This is the fourth consecutive year with at least one storm before the start of hurricane season on June 1.
Forecast models like the ECMWF and the GFS predict the system will be approaching the northern Gulf Coast by Sunday, potentially as a weak hurricane. The main threat from this system continues to be its heavy, flooding rain. The storm is expected to slow down when it reaches the coast, prolonging the heavy rain and other impacts.
Subtropical Storm Alberto was very disorganized on Friday morning. The storm had a robust circulation that was detected by Hurricane Hunters, but its appearance on satellite was still ragged and obviously influenced by strong winds out of the west. Tropical storms need calm upper-level winds in order to strengthen — on Friday morning, those winds were preventing Alberto from strengthening.
Conditions will become more favorable for the storm to intensify when it reaches the warm water of the Gulf of Mexico. Upper-level winds are forecast to weaken and the storm’s forward speed will slow, allowing it to linger over the Gulf and gain more energy.
Even if the storm does not strengthen significantly, the broad circulation is going to pull moisture north out of the Gulf of Mexico toward the Southeast.
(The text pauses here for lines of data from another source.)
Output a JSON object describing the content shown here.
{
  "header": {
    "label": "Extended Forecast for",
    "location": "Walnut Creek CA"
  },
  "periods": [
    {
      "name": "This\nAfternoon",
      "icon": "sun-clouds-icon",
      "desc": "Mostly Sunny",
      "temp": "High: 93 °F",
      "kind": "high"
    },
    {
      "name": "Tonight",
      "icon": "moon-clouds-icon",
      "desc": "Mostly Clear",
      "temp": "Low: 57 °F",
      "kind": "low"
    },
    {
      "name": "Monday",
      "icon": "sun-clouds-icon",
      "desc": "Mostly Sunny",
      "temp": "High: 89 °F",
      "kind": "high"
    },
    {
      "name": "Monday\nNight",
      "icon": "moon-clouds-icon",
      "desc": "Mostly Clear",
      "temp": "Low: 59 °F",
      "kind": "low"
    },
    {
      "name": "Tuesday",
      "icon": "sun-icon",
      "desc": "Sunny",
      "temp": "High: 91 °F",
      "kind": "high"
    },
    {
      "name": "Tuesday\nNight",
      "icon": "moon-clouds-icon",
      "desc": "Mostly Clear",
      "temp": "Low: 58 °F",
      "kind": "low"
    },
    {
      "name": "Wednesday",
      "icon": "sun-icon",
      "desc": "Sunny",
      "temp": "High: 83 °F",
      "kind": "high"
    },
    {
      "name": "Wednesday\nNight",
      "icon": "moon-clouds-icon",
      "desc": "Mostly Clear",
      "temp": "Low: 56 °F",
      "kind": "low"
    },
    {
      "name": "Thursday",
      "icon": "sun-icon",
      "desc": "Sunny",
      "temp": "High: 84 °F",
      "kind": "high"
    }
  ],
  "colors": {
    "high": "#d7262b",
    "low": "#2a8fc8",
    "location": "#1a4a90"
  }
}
More than 6 inches of rain are in the forecast for parts of the Gulf Coast. The heaviest rain will probably stretch across Florida, Alabama and Georgia.
Isolated rainfall totals could reach 8 or 9 inches somewhere along the northern Gulf Coast, although it’s too early to be able to predict exactly where.
A subtropical storm is no different than a tropical storm with respect to impacts, and it is expected to transition into a tropical storm in the next day or so. As of Friday morning, the National Hurricane Center did not expect Alberto to reach hurricane status before making landfall.